While Syrian forces shell towns and villages, and resistance forces battle government troops, the rest of the world is preparing to contribute more talk. Kofi Annan, the special envoy of the United Nations and the Arab League, says he is forming an “action” group that will meet in Geneva on Saturday, including diplomats from the five permanent members of the U.N. Security Council, the European Union, Turkey, Iraq, Kuwait and Qatar. The meeting comes after Mr. Annan’s earlier peace mission fell apart.
If the participants in Geneva do find a way to take “action,” we would find it encouraging. But signs indicate that they remain stuck in irrelevancy. In the run-up to the Geneva meeting, they quarreled about whether Iran or Saudi Arabia should be at the table. Neither will be. Mr. Annan circulated a preliminary document that implied that Mr. Assad would have to step down in any Syrian transition, as the United States and others have sought, but it was met with opposition from Russia, Syria’s ardent backer. It looks like the “action” group is coming to Geneva empty-handed. Let’s hope we are wrong.
What is clear is the deteriorating situation. Syrian opposition groups reported Friday that the previous day’s death toll was 190, the worst of any single day this year.
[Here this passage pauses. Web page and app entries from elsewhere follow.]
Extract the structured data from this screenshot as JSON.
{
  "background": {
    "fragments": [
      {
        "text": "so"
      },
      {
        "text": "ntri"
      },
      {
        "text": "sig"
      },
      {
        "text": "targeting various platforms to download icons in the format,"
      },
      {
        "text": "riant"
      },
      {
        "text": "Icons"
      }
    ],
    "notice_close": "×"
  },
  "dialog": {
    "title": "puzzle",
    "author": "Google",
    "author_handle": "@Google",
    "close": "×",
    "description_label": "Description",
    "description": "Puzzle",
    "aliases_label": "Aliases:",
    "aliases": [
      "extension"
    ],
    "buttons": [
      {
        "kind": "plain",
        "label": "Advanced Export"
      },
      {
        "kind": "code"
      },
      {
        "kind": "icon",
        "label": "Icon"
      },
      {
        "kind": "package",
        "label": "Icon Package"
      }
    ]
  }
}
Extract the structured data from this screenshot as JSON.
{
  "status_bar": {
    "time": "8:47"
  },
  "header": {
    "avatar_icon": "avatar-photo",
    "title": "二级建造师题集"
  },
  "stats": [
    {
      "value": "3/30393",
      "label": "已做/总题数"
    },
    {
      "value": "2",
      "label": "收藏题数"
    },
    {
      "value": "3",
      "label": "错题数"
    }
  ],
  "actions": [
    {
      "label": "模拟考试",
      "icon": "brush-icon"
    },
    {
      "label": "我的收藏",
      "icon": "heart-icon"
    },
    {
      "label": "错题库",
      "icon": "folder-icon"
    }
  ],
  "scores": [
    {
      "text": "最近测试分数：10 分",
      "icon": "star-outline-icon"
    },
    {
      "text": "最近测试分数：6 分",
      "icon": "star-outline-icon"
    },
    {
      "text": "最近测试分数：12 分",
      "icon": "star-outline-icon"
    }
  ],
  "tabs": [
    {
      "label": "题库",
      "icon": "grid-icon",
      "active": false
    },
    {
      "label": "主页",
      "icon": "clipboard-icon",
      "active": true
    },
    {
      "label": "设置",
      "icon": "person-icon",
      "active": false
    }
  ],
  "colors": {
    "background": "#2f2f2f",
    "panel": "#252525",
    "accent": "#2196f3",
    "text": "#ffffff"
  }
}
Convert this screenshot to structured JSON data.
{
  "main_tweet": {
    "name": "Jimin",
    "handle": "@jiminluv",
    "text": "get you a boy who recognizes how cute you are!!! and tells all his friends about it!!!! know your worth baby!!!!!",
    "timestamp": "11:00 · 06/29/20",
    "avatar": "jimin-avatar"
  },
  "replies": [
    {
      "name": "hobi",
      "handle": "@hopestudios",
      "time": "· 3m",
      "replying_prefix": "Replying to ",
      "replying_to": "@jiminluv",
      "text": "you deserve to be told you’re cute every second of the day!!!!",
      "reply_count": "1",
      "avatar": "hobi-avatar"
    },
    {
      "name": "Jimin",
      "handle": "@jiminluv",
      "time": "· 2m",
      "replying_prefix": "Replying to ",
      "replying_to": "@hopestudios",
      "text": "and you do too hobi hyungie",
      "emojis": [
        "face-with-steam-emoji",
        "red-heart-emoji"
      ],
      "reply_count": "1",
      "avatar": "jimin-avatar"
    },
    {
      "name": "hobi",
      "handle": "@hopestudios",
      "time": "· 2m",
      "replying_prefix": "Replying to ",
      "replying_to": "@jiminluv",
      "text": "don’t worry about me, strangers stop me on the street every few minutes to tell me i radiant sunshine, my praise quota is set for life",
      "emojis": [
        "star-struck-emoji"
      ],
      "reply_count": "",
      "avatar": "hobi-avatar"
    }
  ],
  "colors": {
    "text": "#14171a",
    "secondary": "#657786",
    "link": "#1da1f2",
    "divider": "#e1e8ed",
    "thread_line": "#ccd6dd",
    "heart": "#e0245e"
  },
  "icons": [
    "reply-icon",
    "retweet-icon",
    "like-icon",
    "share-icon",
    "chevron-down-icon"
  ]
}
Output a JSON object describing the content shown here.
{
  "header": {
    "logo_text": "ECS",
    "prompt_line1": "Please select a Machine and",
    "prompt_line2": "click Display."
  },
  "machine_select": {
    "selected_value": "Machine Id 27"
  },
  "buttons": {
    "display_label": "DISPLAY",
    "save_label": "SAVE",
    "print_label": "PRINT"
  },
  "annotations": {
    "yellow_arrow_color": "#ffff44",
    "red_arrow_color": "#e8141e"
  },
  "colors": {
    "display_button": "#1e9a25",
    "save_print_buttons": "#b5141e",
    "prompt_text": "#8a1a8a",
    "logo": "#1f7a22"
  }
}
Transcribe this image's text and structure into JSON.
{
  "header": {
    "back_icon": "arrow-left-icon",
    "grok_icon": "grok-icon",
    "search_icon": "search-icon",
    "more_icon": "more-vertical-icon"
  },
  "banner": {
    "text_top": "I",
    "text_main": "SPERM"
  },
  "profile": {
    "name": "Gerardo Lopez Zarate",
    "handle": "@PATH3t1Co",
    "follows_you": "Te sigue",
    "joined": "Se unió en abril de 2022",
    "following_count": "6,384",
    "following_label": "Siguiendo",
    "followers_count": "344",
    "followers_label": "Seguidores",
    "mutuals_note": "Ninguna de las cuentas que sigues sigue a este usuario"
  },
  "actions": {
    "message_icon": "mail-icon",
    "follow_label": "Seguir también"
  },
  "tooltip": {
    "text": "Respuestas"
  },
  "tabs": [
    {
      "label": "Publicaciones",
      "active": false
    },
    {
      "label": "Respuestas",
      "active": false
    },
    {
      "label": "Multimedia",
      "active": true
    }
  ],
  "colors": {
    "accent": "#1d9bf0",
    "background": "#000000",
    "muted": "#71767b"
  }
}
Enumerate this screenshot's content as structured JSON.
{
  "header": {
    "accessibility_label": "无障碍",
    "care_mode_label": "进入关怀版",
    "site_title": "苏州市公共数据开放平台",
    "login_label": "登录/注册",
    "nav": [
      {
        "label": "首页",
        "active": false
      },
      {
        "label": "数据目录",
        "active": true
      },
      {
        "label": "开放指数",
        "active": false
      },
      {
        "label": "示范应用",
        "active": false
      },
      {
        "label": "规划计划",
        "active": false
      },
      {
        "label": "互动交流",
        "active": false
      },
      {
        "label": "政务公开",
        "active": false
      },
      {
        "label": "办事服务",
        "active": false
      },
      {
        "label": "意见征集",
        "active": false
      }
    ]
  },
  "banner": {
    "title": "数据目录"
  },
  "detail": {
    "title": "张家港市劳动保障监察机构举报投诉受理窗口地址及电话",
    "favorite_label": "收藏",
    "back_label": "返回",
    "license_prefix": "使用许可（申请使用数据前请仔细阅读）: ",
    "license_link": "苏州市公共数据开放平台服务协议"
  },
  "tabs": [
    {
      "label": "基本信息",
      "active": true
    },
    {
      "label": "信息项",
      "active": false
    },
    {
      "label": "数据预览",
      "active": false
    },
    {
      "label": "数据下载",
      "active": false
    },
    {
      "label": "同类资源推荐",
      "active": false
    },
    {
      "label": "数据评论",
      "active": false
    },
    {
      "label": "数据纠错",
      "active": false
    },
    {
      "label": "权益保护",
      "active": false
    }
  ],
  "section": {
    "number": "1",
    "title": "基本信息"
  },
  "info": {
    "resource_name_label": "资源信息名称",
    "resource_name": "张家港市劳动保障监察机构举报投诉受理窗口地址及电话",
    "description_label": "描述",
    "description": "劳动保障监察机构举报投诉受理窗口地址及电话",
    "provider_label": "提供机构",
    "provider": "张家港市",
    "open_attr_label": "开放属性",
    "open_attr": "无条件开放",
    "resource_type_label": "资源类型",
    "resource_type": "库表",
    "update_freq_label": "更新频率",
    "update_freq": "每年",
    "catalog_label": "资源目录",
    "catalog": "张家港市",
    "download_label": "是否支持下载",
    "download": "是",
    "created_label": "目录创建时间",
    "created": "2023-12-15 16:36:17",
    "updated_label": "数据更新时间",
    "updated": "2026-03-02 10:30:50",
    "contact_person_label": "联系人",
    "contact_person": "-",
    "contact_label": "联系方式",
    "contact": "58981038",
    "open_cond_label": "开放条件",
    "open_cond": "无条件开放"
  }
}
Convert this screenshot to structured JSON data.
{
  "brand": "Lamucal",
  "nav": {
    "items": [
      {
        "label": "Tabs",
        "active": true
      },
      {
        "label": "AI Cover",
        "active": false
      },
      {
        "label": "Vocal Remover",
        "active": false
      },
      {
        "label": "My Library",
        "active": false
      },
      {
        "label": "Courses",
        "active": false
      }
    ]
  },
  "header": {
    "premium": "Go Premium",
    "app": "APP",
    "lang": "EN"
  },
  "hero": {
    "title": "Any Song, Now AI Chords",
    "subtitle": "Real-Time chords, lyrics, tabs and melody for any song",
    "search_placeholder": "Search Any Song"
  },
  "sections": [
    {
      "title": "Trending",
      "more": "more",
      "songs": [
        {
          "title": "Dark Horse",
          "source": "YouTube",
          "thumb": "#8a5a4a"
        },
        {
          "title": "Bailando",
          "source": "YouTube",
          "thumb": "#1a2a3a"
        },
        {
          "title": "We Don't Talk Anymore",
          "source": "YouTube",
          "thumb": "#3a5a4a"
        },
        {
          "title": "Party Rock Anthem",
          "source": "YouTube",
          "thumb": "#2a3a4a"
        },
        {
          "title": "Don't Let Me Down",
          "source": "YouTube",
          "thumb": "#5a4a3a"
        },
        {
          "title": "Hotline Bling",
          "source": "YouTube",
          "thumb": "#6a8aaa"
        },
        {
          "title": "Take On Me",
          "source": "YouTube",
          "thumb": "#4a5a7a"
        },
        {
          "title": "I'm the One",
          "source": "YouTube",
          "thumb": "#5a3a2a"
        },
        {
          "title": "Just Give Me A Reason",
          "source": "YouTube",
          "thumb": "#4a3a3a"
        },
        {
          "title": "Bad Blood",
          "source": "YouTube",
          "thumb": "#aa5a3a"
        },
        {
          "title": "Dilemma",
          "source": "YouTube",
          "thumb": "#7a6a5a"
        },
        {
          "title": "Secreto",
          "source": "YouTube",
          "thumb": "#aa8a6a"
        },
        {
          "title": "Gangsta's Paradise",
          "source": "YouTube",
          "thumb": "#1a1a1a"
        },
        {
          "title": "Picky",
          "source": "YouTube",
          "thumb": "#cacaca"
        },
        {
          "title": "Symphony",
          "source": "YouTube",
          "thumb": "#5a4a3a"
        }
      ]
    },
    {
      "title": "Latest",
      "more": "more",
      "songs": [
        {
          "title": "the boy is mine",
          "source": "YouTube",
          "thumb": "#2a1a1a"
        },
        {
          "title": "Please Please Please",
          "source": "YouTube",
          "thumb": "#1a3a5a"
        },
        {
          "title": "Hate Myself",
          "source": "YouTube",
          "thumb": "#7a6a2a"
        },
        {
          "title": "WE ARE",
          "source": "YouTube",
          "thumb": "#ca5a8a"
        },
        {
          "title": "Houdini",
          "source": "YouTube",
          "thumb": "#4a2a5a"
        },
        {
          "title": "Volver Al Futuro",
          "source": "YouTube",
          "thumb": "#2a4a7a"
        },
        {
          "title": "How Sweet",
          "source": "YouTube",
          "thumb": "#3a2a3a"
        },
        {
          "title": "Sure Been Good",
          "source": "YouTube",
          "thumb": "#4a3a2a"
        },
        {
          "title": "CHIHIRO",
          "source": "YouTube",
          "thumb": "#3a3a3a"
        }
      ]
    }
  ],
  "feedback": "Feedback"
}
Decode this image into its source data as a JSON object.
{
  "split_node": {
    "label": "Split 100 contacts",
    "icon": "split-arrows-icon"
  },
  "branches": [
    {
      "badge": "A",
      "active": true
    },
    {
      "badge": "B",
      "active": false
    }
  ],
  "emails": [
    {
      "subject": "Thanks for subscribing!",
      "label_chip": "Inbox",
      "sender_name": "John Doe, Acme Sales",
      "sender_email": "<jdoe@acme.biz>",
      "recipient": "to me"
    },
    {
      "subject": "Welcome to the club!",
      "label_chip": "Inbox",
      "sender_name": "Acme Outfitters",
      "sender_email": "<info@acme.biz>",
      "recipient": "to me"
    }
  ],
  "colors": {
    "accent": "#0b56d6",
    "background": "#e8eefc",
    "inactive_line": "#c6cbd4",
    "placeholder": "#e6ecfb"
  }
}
While the estimates are not easily verified, it appears the lion’s share of the deaths occurred in Douma, a suburb northwest of Damascus that has resisted the Assad regime and was subject to more shelling by government forces Friday. Tensions with Turkey have flared after the Syrian downing of a Turkish fighter jet, and Syrian defectors continue to abandon the military, including an air force pilot who flew his MiG to Jordan.
When they meet in Geneva, diplomats should ponder what violent twist might come next week or next month if Mr. Assad remains in power. Which suburb like Douma will be under the shells? Which busy market will be targeted for another bomb, like the one that detonated in Damascus this week near the main justice complex? Can the war within Syria remain within? The diplomats need to go beyond the jabberwocky so far and join forces behind a real endgame for Mr. Assad and this spreading war.